- [Aim of the task]: Copy each line of the records that holds the string "Mail".

>>>

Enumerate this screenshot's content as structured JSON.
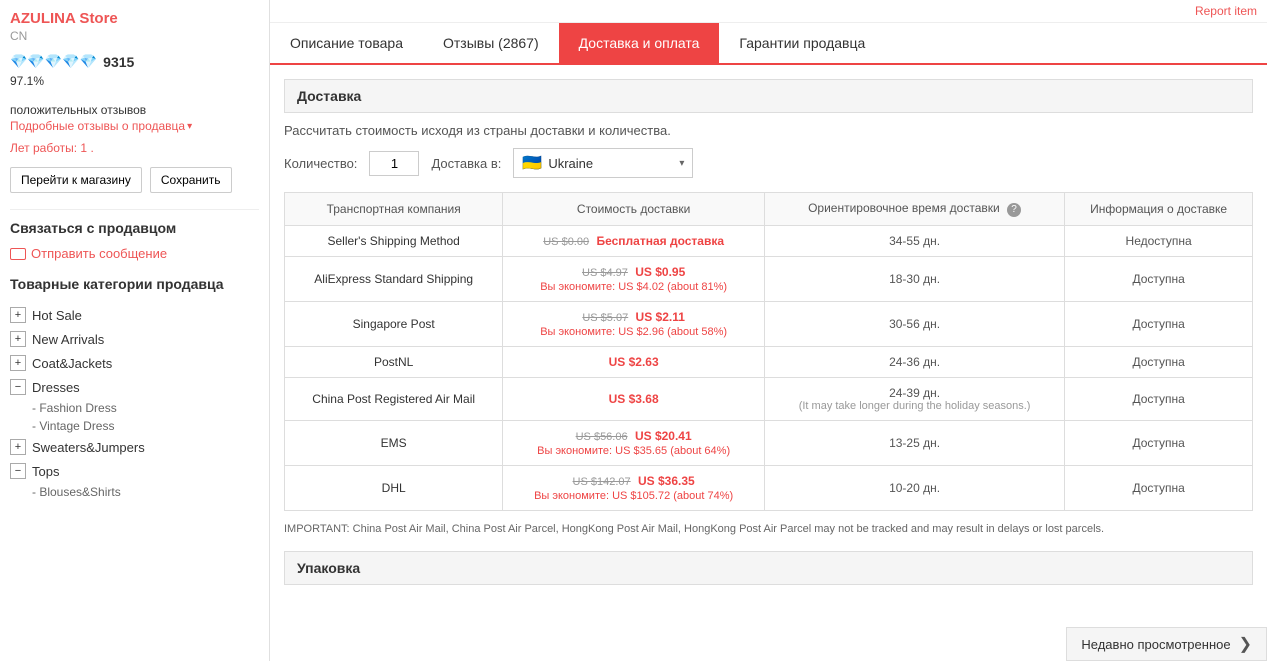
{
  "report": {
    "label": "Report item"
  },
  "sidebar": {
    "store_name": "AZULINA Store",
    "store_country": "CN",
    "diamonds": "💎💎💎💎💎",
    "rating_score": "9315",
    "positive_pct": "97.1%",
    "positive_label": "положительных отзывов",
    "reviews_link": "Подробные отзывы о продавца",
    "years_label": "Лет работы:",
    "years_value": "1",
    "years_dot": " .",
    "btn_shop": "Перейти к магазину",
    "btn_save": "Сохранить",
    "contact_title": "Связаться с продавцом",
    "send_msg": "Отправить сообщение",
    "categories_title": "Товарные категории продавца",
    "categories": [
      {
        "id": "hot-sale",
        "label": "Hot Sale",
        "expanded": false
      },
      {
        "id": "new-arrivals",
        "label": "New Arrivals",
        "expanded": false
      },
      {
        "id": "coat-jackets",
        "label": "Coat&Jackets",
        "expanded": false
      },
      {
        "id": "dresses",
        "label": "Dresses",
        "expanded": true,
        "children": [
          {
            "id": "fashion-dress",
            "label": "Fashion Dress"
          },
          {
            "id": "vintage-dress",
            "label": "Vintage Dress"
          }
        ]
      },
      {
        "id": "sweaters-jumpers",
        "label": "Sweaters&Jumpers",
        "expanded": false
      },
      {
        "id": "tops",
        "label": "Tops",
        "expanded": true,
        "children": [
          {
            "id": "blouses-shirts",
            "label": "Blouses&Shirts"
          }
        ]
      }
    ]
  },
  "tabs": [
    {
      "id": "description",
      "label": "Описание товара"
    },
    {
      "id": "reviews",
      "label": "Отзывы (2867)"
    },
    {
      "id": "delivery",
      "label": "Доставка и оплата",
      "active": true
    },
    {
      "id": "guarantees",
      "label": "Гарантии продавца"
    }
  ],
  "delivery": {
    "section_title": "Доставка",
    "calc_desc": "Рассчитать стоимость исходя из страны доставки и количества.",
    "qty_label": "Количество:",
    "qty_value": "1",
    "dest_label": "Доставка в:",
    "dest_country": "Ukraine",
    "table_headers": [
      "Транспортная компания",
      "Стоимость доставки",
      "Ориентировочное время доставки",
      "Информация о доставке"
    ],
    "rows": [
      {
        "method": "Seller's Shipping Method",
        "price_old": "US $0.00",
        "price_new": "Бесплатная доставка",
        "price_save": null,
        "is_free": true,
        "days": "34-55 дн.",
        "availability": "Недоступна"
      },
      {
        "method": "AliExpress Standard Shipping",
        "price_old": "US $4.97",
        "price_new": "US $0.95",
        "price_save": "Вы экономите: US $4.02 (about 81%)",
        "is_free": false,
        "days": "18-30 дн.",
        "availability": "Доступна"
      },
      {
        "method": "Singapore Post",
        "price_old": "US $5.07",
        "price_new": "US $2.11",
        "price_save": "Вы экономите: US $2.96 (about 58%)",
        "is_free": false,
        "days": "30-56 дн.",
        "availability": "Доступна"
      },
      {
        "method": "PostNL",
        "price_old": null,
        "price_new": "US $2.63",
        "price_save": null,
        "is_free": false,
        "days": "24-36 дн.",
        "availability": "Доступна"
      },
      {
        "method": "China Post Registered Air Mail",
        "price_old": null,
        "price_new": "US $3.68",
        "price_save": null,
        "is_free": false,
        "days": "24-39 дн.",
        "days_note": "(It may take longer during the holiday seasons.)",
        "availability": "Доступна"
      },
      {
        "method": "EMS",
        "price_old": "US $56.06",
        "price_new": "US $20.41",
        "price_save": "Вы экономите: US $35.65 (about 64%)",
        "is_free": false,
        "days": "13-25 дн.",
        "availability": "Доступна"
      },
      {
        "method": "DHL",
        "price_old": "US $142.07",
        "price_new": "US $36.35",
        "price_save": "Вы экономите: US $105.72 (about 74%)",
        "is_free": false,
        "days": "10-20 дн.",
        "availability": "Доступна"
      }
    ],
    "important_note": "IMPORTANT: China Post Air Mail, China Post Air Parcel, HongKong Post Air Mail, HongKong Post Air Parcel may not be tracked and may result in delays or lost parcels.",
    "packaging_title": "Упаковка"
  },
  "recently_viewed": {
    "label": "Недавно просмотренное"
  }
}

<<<

- [Response to this task]:
        "method": "China Post Registered Air Mail",
    "important_note": "IMPORTANT: China Post Air Mail, China Post Air Parcel, HongKong Post Air Mail, HongKong Post Air Parcel may not be tracked and may result in delays or lost parcels.",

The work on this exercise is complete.